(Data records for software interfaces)
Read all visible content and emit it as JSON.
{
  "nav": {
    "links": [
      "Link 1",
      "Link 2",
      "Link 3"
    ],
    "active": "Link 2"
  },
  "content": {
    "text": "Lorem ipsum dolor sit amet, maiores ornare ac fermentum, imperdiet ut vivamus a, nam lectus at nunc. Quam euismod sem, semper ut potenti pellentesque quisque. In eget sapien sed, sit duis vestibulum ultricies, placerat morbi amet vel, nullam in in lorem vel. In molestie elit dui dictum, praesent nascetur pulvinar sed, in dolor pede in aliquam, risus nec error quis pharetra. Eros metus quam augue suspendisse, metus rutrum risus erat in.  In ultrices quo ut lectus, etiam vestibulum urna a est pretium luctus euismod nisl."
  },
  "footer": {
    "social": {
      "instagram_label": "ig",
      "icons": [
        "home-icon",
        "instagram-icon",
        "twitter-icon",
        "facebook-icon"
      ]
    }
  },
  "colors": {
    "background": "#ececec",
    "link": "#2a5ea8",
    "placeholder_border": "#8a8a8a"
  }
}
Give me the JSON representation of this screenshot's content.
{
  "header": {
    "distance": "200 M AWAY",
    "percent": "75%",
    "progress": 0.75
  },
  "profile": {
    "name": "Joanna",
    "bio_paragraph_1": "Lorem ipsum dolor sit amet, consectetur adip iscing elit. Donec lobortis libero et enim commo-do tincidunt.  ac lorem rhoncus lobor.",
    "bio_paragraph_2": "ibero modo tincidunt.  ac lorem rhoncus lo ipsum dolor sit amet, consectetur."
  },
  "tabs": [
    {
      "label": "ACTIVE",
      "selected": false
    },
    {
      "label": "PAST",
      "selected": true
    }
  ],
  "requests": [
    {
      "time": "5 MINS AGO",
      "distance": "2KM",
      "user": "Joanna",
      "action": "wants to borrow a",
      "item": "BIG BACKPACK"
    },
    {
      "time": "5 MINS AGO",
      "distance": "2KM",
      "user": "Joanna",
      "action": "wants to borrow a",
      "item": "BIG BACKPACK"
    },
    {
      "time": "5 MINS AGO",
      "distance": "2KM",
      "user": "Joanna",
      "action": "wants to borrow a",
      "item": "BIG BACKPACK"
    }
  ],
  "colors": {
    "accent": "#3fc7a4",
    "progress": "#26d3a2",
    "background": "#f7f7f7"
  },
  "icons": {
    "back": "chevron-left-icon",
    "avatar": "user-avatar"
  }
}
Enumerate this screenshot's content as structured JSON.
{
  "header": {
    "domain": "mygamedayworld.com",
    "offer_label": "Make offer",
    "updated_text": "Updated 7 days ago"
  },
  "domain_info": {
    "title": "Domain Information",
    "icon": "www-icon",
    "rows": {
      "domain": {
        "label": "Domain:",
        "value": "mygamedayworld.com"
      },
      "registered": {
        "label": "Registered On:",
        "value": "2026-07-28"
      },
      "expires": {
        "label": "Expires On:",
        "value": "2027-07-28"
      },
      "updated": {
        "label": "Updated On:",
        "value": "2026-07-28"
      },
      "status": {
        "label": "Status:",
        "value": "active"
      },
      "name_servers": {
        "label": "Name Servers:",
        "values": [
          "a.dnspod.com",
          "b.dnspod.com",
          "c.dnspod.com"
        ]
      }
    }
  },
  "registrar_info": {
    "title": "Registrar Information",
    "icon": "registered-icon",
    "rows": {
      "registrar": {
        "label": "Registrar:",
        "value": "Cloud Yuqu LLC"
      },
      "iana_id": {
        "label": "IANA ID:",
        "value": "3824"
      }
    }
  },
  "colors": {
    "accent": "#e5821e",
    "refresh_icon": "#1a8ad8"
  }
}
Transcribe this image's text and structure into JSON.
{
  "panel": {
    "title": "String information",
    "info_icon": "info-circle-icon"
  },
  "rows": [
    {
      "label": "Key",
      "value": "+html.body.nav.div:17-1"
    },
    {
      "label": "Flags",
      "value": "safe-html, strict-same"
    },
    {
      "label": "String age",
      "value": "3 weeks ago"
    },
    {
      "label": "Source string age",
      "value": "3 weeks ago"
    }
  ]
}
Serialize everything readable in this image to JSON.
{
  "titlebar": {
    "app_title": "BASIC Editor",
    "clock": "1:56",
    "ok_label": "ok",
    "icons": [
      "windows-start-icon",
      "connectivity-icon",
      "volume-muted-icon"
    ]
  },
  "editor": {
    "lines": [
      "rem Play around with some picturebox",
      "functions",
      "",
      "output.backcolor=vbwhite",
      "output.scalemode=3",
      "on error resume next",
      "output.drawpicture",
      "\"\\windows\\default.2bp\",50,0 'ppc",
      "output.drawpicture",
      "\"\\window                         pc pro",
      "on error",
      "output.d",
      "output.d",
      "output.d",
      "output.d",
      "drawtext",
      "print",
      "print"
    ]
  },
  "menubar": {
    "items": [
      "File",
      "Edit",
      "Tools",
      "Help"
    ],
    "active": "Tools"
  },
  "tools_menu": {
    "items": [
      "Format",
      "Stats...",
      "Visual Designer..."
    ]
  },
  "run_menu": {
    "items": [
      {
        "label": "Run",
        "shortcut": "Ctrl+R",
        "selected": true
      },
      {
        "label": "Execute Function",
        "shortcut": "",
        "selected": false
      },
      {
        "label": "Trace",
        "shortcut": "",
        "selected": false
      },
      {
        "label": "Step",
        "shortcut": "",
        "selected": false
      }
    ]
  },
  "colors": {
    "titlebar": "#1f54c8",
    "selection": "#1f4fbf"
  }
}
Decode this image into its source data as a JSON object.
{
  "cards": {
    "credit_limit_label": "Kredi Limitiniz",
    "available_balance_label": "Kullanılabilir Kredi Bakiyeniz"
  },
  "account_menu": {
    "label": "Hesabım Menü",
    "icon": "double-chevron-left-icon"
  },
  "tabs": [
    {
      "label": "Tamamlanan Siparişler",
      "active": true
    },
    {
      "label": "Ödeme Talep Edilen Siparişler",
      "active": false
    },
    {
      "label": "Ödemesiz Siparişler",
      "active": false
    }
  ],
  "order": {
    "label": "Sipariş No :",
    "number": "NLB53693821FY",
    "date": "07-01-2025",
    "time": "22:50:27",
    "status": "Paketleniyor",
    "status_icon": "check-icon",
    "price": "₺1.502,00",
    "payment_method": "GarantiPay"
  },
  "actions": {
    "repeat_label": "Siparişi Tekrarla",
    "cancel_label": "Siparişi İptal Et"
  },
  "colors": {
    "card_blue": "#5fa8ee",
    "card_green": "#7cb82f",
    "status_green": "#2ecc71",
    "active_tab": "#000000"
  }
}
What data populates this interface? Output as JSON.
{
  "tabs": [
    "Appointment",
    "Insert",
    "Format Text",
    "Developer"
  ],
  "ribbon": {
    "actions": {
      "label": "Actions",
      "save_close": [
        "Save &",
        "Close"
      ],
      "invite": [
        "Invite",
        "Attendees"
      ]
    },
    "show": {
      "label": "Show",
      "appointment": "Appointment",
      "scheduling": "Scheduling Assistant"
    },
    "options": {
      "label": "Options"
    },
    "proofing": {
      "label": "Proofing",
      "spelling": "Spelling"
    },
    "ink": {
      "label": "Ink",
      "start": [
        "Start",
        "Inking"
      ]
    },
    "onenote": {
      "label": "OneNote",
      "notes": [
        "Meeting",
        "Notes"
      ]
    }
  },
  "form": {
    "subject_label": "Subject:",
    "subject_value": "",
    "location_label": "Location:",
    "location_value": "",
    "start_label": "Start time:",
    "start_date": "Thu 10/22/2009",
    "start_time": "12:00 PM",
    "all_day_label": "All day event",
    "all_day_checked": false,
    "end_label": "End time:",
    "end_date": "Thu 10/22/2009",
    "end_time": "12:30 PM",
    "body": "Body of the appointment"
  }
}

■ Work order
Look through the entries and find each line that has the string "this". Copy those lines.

■ Response area
Give me the JSON representation of this screenshot's content.
Enumerate this screenshot's content as structured JSON.
Transcribe this image's text and structure into JSON.
Serialize everything readable in this image to JSON.
Decode this image into its source data as a JSON object.
What data populates this interface? Output as JSON.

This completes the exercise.